GLASGOW, SCOTLAND – Scotland’s long debate over whether the country should become independent has proved a bonanza for printers of bumper stickers, posters, balloons and even umbrellas.
Nationwide the words “Yes” and “No” can be found emblazoned on everything from street lights to shopping bags. Posters proclaiming “Proud to be Scots. Delighted to be United” and “Yes to a better, fairer Scotland” adorn the windows of homes sharing the same street.
On Monday, it’s showdown time. Scotland’s pro-independence first minister, Alex Salmond, and Alistair Darling, leader of the “No” campaign, will square off in their last televised debate before the Sept. 18 referendum. Both sides claimed victory when the two clashed Aug. 4, and interest from outside Scotland was so high it caused the Internet platform streaming the event to crash. This time the 90-minute debate will be shown on the BBC across Britain, and on C-SPAN in the United States.
At stake is the support of thousands of voters who, despite a campaign lasting two years, have yet to make up their minds. Up and down the country activists have held thousands of town hall meetings, coffee mornings in private homes, and passionate discussions in pubs, clubs, town squares and on public transport.

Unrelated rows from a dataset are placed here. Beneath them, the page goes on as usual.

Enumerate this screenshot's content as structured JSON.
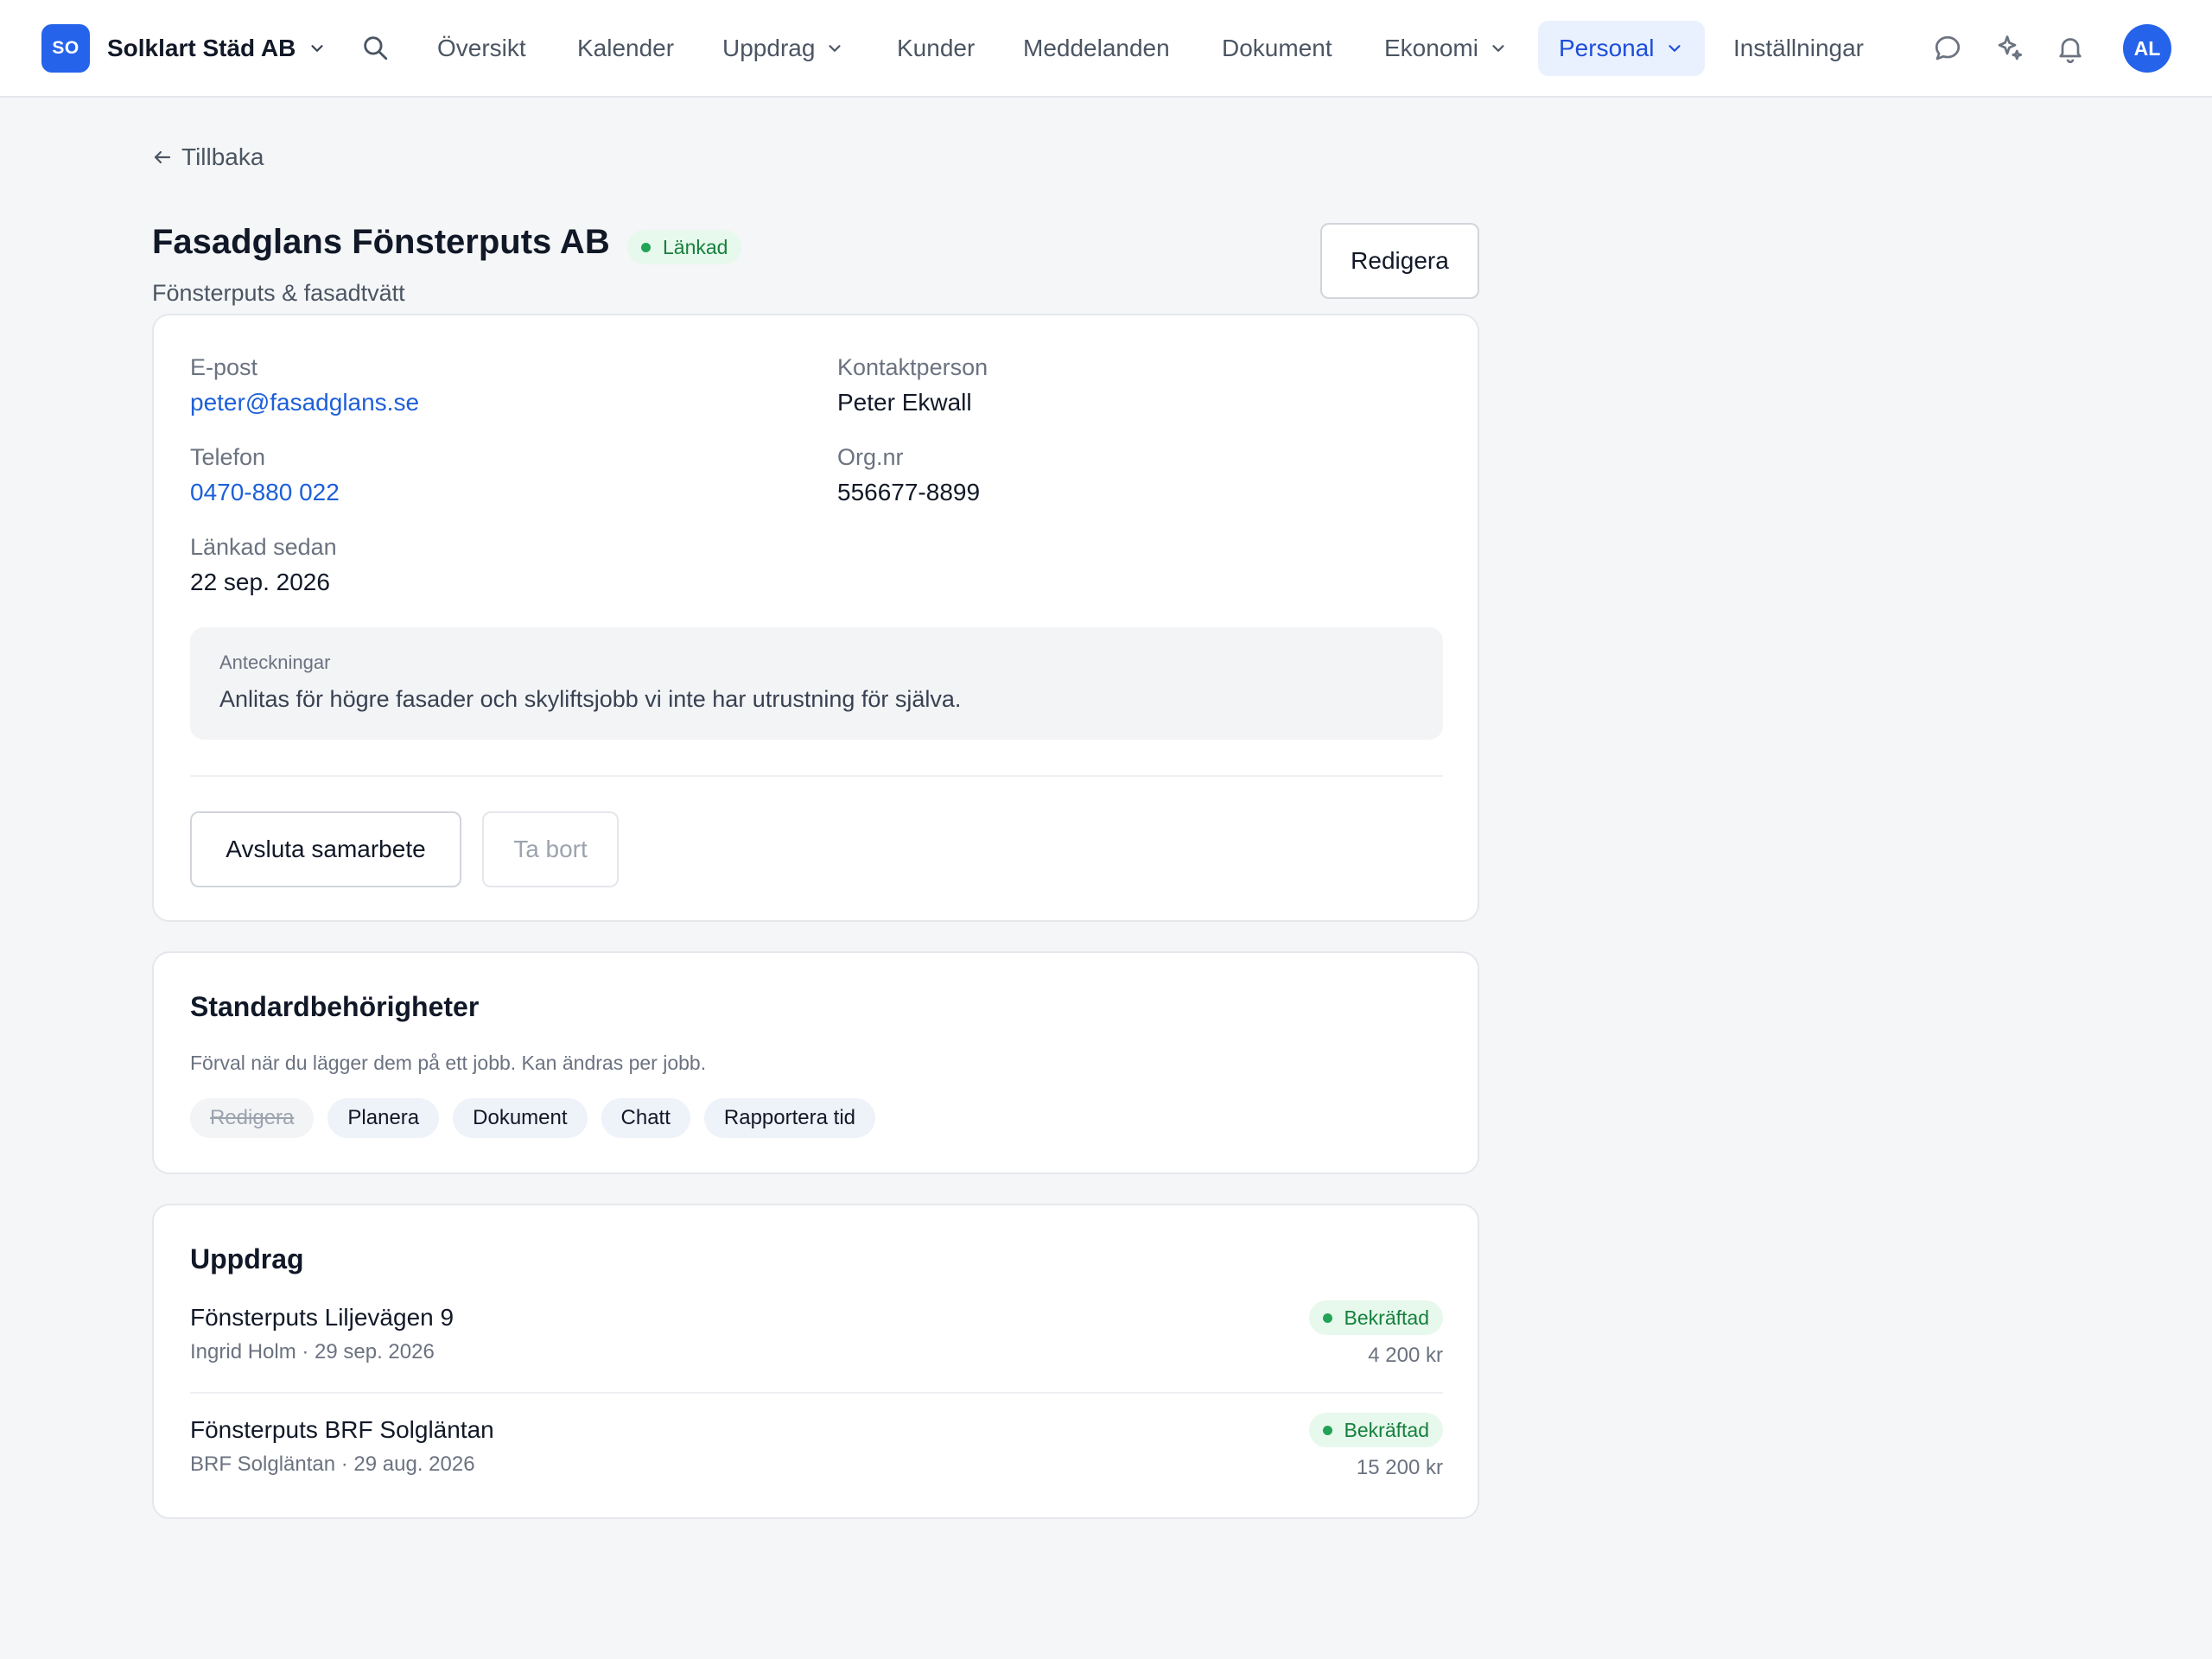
{
  "nav": {
    "org_initials": "SO",
    "org_name": "Solklart Städ AB",
    "items": [
      {
        "label": "Översikt"
      },
      {
        "label": "Kalender"
      },
      {
        "label": "Uppdrag"
      },
      {
        "label": "Kunder"
      },
      {
        "label": "Meddelanden"
      },
      {
        "label": "Dokument"
      },
      {
        "label": "Ekonomi"
      },
      {
        "label": "Personal"
      },
      {
        "label": "Inställningar"
      }
    ],
    "active_item": "Personal",
    "user_initials": "AL",
    "icons": [
      "search-icon",
      "chat-icon",
      "sparkle-icon",
      "bell-icon"
    ]
  },
  "back_label": "Tillbaka",
  "partner": {
    "name": "Fasadglans Fönsterputs AB",
    "status": "Länkad",
    "category": "Fönsterputs & fasadtvätt",
    "edit_label": "Redigera"
  },
  "details": {
    "email_label": "E-post",
    "email": "peter@fasadglans.se",
    "contact_label": "Kontaktperson",
    "contact": "Peter Ekwall",
    "phone_label": "Telefon",
    "phone": "0470-880 022",
    "org_label": "Org.nr",
    "org_nr": "556677-8899",
    "linked_label": "Länkad sedan",
    "linked_since": "22 sep. 2026",
    "notes_label": "Anteckningar",
    "notes": "Anlitas för högre fasader och skyliftsjobb vi inte har utrustning för själva.",
    "end_label": "Avsluta samarbete",
    "delete_label": "Ta bort"
  },
  "permissions": {
    "title": "Standardbehörigheter",
    "description": "Förval när du lägger dem på ett jobb. Kan ändras per jobb.",
    "chips": [
      {
        "label": "Redigera",
        "enabled": false
      },
      {
        "label": "Planera",
        "enabled": true
      },
      {
        "label": "Dokument",
        "enabled": true
      },
      {
        "label": "Chatt",
        "enabled": true
      },
      {
        "label": "Rapportera tid",
        "enabled": true
      }
    ]
  },
  "jobs": {
    "title": "Uppdrag",
    "items": [
      {
        "name": "Fönsterputs Liljevägen 9",
        "meta": "Ingrid Holm · 29 sep. 2026",
        "status": "Bekräftad",
        "price": "4 200 kr"
      },
      {
        "name": "Fönsterputs BRF Solgläntan",
        "meta": "BRF Solgläntan · 29 aug. 2026",
        "status": "Bekräftad",
        "price": "15 200 kr"
      }
    ]
  },
  "colors": {
    "accent": "#2563eb",
    "link": "#1d5fd8",
    "success_bg": "#e7f8ec",
    "success_text": "#15803d",
    "page_bg": "#f5f6f7"
  }
}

People who have never been involved in politics before have come together and created a truly grass-roots national debate about a vote that could affect everything from Scotland’s economy, passports, currency and military to its sense of national pride and role in the European Union and other international organizations.